Mr. Senkut said he was upset because he felt that Atherton’s townhouses proposal had been done in a sneaky way without input from the community. He said the potential for increased traffic had made him concerned in regards to the safety of his children.
“In the event you’re going to should do something, ask the neighborhood what they need,” he said.
Mr. Draper, Mr. Johnson and representatives for Mr. Andreessen, Mr. Arora and Mr. Wilson of Electronic Arts declined to comment. The opposite letter writers didn’t reply to requests for comment.
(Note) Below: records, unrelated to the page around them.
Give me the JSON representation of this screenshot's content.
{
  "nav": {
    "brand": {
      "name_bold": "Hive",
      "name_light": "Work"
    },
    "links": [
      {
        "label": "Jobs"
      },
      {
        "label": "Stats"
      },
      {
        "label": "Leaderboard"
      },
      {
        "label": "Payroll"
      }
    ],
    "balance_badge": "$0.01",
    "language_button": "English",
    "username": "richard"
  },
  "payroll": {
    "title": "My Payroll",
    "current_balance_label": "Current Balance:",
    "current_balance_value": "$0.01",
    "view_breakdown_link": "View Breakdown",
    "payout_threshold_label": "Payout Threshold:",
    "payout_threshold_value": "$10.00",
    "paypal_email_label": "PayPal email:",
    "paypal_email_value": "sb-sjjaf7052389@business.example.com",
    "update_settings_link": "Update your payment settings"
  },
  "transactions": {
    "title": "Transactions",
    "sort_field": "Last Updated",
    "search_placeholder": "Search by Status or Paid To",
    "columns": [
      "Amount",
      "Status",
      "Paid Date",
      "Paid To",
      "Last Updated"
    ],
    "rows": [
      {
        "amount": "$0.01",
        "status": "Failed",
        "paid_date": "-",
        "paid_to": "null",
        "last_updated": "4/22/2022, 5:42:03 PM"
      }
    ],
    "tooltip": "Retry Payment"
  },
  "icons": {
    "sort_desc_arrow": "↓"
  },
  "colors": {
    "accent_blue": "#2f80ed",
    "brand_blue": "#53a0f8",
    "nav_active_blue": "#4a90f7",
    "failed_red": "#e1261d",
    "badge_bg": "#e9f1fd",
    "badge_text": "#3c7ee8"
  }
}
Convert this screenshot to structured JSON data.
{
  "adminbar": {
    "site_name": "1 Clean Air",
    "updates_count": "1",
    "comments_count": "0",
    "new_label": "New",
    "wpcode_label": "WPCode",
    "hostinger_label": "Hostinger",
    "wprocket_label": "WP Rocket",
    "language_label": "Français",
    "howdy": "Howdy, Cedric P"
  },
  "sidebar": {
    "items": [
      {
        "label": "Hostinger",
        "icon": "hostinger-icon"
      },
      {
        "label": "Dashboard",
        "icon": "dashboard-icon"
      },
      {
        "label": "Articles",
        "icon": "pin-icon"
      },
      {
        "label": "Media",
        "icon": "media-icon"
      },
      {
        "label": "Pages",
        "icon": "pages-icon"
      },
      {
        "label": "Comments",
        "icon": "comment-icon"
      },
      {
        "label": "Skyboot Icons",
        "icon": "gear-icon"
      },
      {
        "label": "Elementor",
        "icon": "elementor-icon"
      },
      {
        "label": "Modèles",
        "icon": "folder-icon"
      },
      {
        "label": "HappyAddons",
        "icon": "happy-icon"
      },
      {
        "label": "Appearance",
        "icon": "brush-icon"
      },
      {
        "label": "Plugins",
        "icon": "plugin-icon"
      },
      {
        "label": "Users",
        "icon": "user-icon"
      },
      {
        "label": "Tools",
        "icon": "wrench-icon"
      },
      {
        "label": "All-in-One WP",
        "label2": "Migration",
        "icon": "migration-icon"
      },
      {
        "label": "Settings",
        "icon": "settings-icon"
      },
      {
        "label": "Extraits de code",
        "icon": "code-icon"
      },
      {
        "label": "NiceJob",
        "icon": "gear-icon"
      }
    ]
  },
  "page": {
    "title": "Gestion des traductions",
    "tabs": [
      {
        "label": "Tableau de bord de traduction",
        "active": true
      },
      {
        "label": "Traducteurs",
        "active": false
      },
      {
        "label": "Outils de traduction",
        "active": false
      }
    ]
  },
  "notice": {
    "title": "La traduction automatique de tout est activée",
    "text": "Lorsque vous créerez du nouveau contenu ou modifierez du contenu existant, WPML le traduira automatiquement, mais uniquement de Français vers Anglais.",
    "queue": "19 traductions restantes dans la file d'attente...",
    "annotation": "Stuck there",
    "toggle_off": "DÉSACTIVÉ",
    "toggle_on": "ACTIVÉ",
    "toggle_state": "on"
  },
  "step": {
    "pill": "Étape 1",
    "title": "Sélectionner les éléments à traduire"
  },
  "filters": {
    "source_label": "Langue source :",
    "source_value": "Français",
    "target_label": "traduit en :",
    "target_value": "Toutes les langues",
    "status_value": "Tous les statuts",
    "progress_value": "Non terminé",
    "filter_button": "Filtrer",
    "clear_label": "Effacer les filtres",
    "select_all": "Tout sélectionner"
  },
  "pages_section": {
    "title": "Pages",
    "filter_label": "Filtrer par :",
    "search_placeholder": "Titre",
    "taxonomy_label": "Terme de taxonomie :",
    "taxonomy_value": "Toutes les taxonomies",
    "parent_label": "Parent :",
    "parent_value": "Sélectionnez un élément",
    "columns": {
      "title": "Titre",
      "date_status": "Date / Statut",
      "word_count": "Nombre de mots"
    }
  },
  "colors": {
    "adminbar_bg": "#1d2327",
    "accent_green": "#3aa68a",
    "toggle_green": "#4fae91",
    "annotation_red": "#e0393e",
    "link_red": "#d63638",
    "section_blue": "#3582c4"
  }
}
The quantity of responses led Atherton’s City Council to remove the townhouse portion from its plan in July. On Aug. 2, it as a substitute proposed a program to encourage residents to rent out accessory dwelling units on their properties, to permit people to subdivide properties and to potentially construct housing for teachers on school property.
“Atherton is indeed different,” the proposal declared. Despite the town’s “perceived affluent nature,” the plan said, it’s a “cash-poor” town with few people who find themselves considered in danger for housing.
Rick DeGolia, Atherton’s mayor, said the difficulty with the townhouses was that they’d not have fit the state’s definition of inexpensive housing, since land in Atherton costs $8 million an acre. One developer told him that the units could go for at the least $4 million each.
“Everybody who buys into Atherton spent an enormous amount of cash to get in,” he said. “They’re very concerned about their privacy — that’s obviously. But there’s a distinct focus to get inexpensive housing, and that’s what I’m focused on.”
Atherton’s recent plan needs approval by California’s Department of Housing and Community Development. Cities that don’t comply with the state’s requirements for brand spanking new housing to satisfy community growth face fines, or California could usurp local land-use authority.
Ralph Robinson, an assistant planner at Good City, the consulting firm that Atherton hired to create the housing proposal, said the state had rejected the overwhelming majority of initial proposals in recent times.
“We’re very aware of that,” he said. “We’re aware we’ll get this feedback, and we can have to revisit some things in the autumn.”
Mr. Robinson has seen similar situations play out across Northern California. The important thing difference with Atherton, though, is its wealth, which attracts attention and interest, not all of it positive.
“Persons are less sympathetic,” he said.